While on the couch watching a Battlestar Galactica rerun, Fleegle asks, “So the people on television are not who they say they are?”
“No, they’re actors,” I say. “They’re reading lines they’ve memorized that were made up by the writers about imaginary people.”
“Does that mean if I become an actor I’ll get to fly a spaceship? I want to fly a spaceship.”
“No, they’re sitting in front of a green screen when this is shot. Someone else puts the spaceship around them later.”
“So they’re just sitting there in a couple of vinyl recliners like you and me while someone else does all of the imagining for them?”
“Well, they do read the lines,” I say.
“And they make facial expressions,” Franny says from her end of the couch. “Those two look really skinny, I bet they’re super hungry. Maybe the writers should’ve written something into the script about binging on space food. It might be the only way to get the actors to eat. I bet the writers do all of their writing in their kitchen within an arm’s length of their fridge.”

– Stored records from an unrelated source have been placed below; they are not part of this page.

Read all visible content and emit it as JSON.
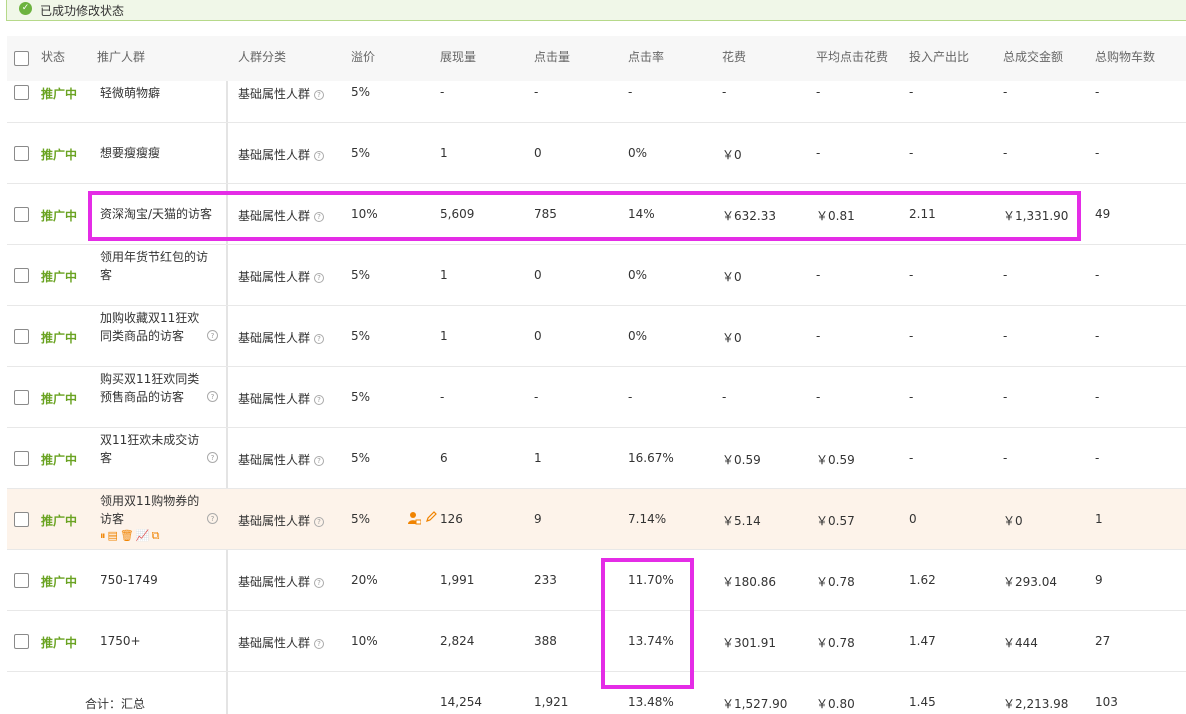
{
  "banner": {
    "message": "已成功修改状态"
  },
  "table": {
    "headers": {
      "status": "状态",
      "crowd": "推广人群",
      "category": "人群分类",
      "premium": "溢价",
      "impressions": "展现量",
      "clicks": "点击量",
      "ctr": "点击率",
      "cost": "花费",
      "avg_cpc": "平均点击花费",
      "roi": "投入产出比",
      "gmv": "总成交金额",
      "carts": "总购物车数"
    },
    "rows": [
      {
        "status": "推广中",
        "name": "轻微萌物癖",
        "category": "基础属性人群",
        "premium": "5%",
        "impressions": "-",
        "clicks": "-",
        "ctr": "-",
        "cost": "-",
        "avg_cpc": "-",
        "roi": "-",
        "gmv": "-",
        "carts": "-"
      },
      {
        "status": "推广中",
        "name": "想要瘦瘦瘦",
        "category": "基础属性人群",
        "premium": "5%",
        "impressions": "1",
        "clicks": "0",
        "ctr": "0%",
        "cost": "￥0",
        "avg_cpc": "-",
        "roi": "-",
        "gmv": "-",
        "carts": "-"
      },
      {
        "status": "推广中",
        "name": "资深淘宝/天猫的访客",
        "category": "基础属性人群",
        "premium": "10%",
        "impressions": "5,609",
        "clicks": "785",
        "ctr": "14%",
        "cost": "￥632.33",
        "avg_cpc": "￥0.81",
        "roi": "2.11",
        "gmv": "￥1,331.90",
        "carts": "49"
      },
      {
        "status": "推广中",
        "name": "领用年货节红包的访客",
        "category": "基础属性人群",
        "premium": "5%",
        "impressions": "1",
        "clicks": "0",
        "ctr": "0%",
        "cost": "￥0",
        "avg_cpc": "-",
        "roi": "-",
        "gmv": "-",
        "carts": "-"
      },
      {
        "status": "推广中",
        "name": "加购收藏双11狂欢同类商品的访客",
        "category": "基础属性人群",
        "premium": "5%",
        "impressions": "1",
        "clicks": "0",
        "ctr": "0%",
        "cost": "￥0",
        "avg_cpc": "-",
        "roi": "-",
        "gmv": "-",
        "carts": "-"
      },
      {
        "status": "推广中",
        "name": "购买双11狂欢同类预售商品的访客",
        "category": "基础属性人群",
        "premium": "5%",
        "impressions": "-",
        "clicks": "-",
        "ctr": "-",
        "cost": "-",
        "avg_cpc": "-",
        "roi": "-",
        "gmv": "-",
        "carts": "-"
      },
      {
        "status": "推广中",
        "name": "双11狂欢未成交访客",
        "category": "基础属性人群",
        "premium": "5%",
        "impressions": "6",
        "clicks": "1",
        "ctr": "16.67%",
        "cost": "￥0.59",
        "avg_cpc": "￥0.59",
        "roi": "-",
        "gmv": "-",
        "carts": "-"
      },
      {
        "status": "推广中",
        "name": "领用双11购物券的访客",
        "category": "基础属性人群",
        "premium": "5%",
        "impressions": "126",
        "clicks": "9",
        "ctr": "7.14%",
        "cost": "￥5.14",
        "avg_cpc": "￥0.57",
        "roi": "0",
        "gmv": "￥0",
        "carts": "1"
      },
      {
        "status": "推广中",
        "name": "750-1749",
        "category": "基础属性人群",
        "premium": "20%",
        "impressions": "1,991",
        "clicks": "233",
        "ctr": "11.70%",
        "cost": "￥180.86",
        "avg_cpc": "￥0.78",
        "roi": "1.62",
        "gmv": "￥293.04",
        "carts": "9"
      },
      {
        "status": "推广中",
        "name": "1750+",
        "category": "基础属性人群",
        "premium": "10%",
        "impressions": "2,824",
        "clicks": "388",
        "ctr": "13.74%",
        "cost": "￥301.91",
        "avg_cpc": "￥0.78",
        "roi": "1.47",
        "gmv": "￥444",
        "carts": "27"
      }
    ],
    "total": {
      "label": "合计：汇总",
      "impressions": "14,254",
      "clicks": "1,921",
      "ctr": "13.48%",
      "cost": "￥1,527.90",
      "avg_cpc": "￥0.80",
      "roi": "1.45",
      "gmv": "￥2,213.98",
      "carts": "103"
    }
  },
  "colors": {
    "status": "#6aa322",
    "highlight_row": "#fdf3ea",
    "annotation": "#e42ce6",
    "action_icons": "#f08300"
  }
}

“Why do you think that?” Fleegle asks.
“Well, are you thinking about sharing when you have a mouthful of food? I don’t think so. I think these writers just don’t want to share any of their food with their characters so they starve them.”
Fleegle gets off the couch and sniffs the actors on the television screen. “They don’t smell so good. Raud, I think they need our help. Why don’t we move the television into the kitchen and try to feed them.”

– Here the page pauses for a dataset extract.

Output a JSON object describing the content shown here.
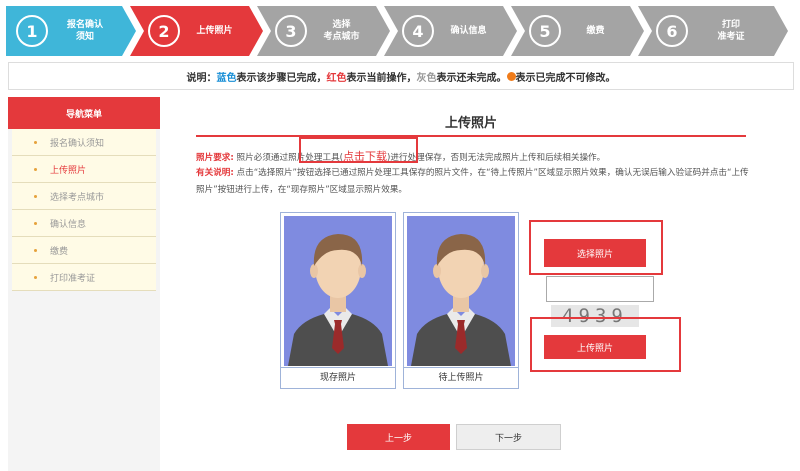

Franny wags her tail. “Yeah, you could put the television on top of the refrigerator and you could throw food at their mouths when they’re talking. Some of it is bound to get in.”

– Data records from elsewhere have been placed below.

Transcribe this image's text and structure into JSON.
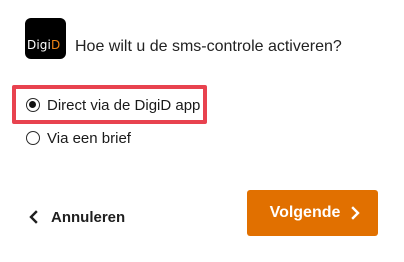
{
  "logo": {
    "text_main": "Digi",
    "text_accent": "D",
    "accent_color": "#f18515",
    "icon": "digid-logo"
  },
  "question": "Hoe wilt u de sms-controle activeren?",
  "options": [
    {
      "label": "Direct via de DigiD app",
      "selected": true
    },
    {
      "label": "Via een brief",
      "selected": false
    }
  ],
  "actions": {
    "cancel_label": "Annuleren",
    "cancel_icon": "chevron-left-icon",
    "next_label": "Volgende",
    "next_icon": "chevron-right-icon",
    "next_color": "#e17000"
  },
  "highlight_color": "#e8424f"
}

I shake my head. “The couch goes wherever the TV goes and it won’t fit in the kitchen.”
“Ah yes,” Fleegle says, “but the fridge will fit in the living room.”
“Yeah, right next to the couch. And you’d only have to move one thing that way instead of two,” Franny says and jerks her chin at the screen. “Look at her skinny arms. Do you think she ate at all last week? At the rate she’s wasting away, she may not be around for next week’s episode.”
Fleegle struts in front of the couch. “We need to move on this fast, Raud, and start throwing food at her. She’s my favorite character.”
“Is that so. Then what’s her name?”
“Um… The hungry one?”
I get up from the couch. “Okay, but she’s only getting popcorn. We don’t want to overfeed her. She might go into shock from too many calories.”
Fleegle tilts his head at me. “But that’s popcorn with melted butter, right?”
“And salt,” Franny adds.
Previous Bartering with Biscuits – Therapy
Fleegle blasts out of the bamboo, a biscuit sticking out of his mouth, and jets across the lawn and into the bamboo on the other side of the yard. Moments later, Franny runs awkwardly from the first bamboo, across the lawn after him and into the second bamboo, growling the whole way.
Then Fleegle blasts from the second bamboo, across the lawn, and dives into the first bamboo. A moment later Franny stumbles out of the second bamboo, makes it about halfway across the lawn and plops down panting.
She looks all around her, then her gaze lands on me. “Where’d the fat head with biscuit breath go?”
“Don’t tell her, Raud,” Fleegle calls out from his hiding place in the bamboo.
Franny sniffs the air, then gets up and scent tracks Fleegle to his spot. He emerges from the bamboo, crunching on the last of the biscuit he was carrying.
Franny looks at the crumbs stuck to his face. “Now if you had shared your biscuit, I wouldn’t have been able to find you by your scent because I would’ve smelled like biscuit too.”
“If I had shared my biscuit, you wouldn’t have been chasing me at all.”